Karachi’s International Airport was the main gateway to Pakistan in those days. The majority of international flights from Pakistan went from Karachi where the government of Pakistan had adopted an open sky policy. Emirates took full advantage of that and there was a time when Emirates operated only seven daily flights using its Boeing 777 to Karachi along with 2 to 4 flights by Emirates Group’s airline FlyDubai.
After that on July 14, 1998, Emirates started flights to Peshawar and the following year to Islamabad and Lahore. Then Emirates started flights to Sialkot in 2013 and to Multan in 2015, but flights to Multan were discontinued by the end of 2018.

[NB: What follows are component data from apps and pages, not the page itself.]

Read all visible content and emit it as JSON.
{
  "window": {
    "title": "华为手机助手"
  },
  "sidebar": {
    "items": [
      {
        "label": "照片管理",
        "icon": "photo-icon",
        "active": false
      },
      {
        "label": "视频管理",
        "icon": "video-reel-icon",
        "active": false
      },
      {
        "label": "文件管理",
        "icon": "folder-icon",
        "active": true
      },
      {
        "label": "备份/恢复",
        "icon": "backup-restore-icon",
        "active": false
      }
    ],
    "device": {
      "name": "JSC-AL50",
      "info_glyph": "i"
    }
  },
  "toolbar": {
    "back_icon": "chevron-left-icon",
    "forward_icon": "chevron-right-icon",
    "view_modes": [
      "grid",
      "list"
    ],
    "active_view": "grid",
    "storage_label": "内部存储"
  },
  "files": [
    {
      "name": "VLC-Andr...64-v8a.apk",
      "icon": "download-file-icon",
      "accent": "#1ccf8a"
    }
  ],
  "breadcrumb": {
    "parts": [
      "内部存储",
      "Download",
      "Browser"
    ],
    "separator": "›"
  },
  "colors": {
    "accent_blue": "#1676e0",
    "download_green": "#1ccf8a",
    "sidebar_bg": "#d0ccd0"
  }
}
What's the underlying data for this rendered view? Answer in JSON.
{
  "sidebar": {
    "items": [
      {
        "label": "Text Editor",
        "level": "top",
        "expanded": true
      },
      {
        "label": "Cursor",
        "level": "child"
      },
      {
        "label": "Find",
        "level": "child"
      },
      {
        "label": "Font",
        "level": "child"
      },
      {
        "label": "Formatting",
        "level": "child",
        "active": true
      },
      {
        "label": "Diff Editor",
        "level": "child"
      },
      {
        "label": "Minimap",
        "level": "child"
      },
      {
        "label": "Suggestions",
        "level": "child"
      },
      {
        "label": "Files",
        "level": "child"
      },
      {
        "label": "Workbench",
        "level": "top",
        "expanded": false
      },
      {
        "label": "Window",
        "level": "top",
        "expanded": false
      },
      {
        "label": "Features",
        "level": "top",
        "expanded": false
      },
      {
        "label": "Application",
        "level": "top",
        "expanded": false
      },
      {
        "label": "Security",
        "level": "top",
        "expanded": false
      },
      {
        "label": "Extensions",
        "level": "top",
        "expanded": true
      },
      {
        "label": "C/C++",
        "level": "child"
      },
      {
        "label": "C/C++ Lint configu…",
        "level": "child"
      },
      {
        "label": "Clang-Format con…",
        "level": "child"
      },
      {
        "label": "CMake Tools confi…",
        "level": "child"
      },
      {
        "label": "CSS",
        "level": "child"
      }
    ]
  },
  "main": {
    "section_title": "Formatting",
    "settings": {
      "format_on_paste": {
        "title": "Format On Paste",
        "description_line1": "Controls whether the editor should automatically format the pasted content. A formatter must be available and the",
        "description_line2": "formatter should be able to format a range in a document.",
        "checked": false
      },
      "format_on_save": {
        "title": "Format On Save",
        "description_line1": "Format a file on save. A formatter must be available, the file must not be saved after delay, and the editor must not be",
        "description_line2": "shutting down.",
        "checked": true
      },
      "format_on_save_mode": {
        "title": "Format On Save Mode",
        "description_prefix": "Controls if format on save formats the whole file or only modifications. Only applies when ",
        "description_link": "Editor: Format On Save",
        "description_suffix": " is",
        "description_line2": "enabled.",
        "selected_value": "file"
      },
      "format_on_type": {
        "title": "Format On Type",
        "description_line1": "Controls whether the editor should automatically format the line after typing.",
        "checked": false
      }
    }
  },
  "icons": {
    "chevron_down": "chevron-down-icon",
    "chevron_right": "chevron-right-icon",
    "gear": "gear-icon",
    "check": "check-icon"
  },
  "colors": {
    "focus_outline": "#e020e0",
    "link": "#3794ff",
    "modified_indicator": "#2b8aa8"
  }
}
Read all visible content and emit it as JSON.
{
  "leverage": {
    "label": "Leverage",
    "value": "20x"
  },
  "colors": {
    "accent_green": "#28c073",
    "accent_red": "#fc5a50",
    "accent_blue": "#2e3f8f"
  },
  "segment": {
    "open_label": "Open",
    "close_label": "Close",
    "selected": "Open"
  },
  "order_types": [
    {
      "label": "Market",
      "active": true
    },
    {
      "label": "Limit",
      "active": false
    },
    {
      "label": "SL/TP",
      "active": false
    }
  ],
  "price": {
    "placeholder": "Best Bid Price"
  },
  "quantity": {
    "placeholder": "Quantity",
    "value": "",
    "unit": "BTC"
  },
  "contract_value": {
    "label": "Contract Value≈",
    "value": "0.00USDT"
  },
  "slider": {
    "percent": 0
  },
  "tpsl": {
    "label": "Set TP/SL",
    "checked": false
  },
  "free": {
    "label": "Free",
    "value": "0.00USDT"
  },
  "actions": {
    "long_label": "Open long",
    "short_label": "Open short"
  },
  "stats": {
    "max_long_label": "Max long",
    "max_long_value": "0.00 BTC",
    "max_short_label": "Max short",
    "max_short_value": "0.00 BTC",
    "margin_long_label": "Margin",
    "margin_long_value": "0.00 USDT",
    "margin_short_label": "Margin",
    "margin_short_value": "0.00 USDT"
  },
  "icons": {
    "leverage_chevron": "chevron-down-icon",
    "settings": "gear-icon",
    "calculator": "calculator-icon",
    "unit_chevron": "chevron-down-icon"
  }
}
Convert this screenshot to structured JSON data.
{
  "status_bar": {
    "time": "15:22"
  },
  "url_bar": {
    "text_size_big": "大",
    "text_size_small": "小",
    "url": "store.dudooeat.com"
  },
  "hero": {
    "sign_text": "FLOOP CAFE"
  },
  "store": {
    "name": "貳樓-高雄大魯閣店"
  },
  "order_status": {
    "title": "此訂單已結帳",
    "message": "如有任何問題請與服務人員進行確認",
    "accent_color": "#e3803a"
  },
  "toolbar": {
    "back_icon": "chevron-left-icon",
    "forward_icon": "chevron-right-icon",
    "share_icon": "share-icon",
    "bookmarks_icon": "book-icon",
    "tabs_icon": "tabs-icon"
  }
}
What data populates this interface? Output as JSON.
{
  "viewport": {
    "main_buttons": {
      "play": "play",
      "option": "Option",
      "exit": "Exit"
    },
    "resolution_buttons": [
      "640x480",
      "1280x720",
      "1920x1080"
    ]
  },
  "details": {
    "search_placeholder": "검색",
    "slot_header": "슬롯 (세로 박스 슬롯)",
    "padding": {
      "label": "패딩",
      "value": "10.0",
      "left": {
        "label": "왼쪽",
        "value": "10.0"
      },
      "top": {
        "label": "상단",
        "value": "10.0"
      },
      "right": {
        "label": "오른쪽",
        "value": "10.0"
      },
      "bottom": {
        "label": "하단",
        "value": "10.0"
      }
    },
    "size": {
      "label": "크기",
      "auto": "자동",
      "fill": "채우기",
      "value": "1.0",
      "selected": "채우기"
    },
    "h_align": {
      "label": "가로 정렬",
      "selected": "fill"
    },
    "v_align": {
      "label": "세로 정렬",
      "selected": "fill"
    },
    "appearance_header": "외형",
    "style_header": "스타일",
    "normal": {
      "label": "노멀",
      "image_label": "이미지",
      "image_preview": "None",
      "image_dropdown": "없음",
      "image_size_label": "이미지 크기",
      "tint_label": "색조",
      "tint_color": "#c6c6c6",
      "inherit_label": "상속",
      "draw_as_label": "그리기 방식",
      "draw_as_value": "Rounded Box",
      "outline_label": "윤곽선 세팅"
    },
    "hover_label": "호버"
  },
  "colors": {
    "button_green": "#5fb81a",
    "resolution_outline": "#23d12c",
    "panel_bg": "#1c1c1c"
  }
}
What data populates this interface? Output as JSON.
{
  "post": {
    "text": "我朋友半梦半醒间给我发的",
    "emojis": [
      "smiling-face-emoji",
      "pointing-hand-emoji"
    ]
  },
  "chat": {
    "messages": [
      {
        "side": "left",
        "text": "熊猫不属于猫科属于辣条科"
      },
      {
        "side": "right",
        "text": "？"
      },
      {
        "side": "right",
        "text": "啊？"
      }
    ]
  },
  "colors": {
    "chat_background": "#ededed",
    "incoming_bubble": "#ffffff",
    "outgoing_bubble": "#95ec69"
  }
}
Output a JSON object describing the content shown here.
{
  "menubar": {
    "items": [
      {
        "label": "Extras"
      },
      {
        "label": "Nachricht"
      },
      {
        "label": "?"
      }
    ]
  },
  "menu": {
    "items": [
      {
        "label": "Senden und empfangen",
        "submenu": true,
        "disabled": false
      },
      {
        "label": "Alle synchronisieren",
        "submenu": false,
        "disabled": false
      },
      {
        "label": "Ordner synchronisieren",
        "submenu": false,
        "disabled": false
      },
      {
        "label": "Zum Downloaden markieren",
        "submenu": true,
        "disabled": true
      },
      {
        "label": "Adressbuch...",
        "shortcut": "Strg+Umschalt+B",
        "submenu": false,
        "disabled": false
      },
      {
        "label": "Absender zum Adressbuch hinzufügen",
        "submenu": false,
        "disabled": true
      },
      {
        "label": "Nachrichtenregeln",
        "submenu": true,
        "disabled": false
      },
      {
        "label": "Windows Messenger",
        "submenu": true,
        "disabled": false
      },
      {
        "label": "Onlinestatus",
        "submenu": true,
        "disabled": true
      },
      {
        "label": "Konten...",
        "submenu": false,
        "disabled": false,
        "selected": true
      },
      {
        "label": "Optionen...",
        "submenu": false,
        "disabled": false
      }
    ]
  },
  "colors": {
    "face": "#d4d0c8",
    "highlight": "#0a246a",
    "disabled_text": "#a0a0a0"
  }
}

These days, Emirates operates 53 weekly flights to Pakistan, connecting five cities in the country to Dubai and other parts of the world. And along with Emirates, its company FlyDubai and UAE’s other Airlines like Etihad and Air Arabia also operate flights to Pakistan.
The misfortune of PIA
Morris Flanagan arrived as a Messiah for the region, changing the region and the world of aviation. While Emirates broke Gulf’s monopoly, Gulf former shareholders Qatar, Abu Dhabi, and Oman eventually broke off and started their own airlines, reducing Gulf Air to a very small airline.
But the most unfortunate thing happened to PIA and the bad days of PIA started with the good days of Emirates. Since 1985, the situation in PIA has visibly deteriorated and it reached such a point that Karachi, over which the entire dispute with Gulf Air erupted has slipped out of the hands of both PIA and Gulf Air.
Whereas the Emirates has a monopoly over the route and as we said above at one point Emirates operated seven daily flights to the city. On the other hand, PIA the legacy airline that held a monopoly on the route has reduced its flight to only one daily flight. Emirates used around 400 seaters Boeing 777 while PIA resorts to using an Airbus A320 with less than 200 passenger capacity.
It is also important to note that the PML-N government has been especially kind to Emirates, by allowing its expansion and rights to flights without any regard to the local airlines. In the Second Nawaz Sharif government, Emirates was given permission to fly to Peshawar, Lahore, and Islamabad, while in the third Nawaz Sharif government Multan And Sialkot were also cleared.
Now the situation is that Dubai is not quite a profitable or preferred route for PIA or Airblue. And Emirates or FlyDubai has a monopoly over most of the routes. It is also important to note that so far Emirates alone has taken 28 million passengers from Pakistan in the last 35 years.
Thus, with the help of PIA, Emirates started its operations. Emirates also adopted good practices, experience, and other practices from PIA and wiped out PIA on its home turf. Only because it innovated and revolutionized air travel.
But PIA continued sliding down and never learnt anything from Emirates or its management or its success. It continued to decline with every passing year and never recovered after that. Because no one paid attention to reforms or changing dynamics of the air travel that were reshaped by the launch of Emirates.
Most importantly, the people with whom Emirates started the airline are still operating the airline today. Tim Clarke, who was part of the initial ten-man squad, is now the airline’s president, and Sheikh Ahmed bin Saeed Al Maktoum is still the airline’s CEO and group chairman. While at PIA during the past 35 years dozens of managing directors, chairmen, and CEOs have come and gone. All of them trying to do adopt different strategies sometimes steering the airline in a completely opposite direction from its predecessor. And the result is in front of us.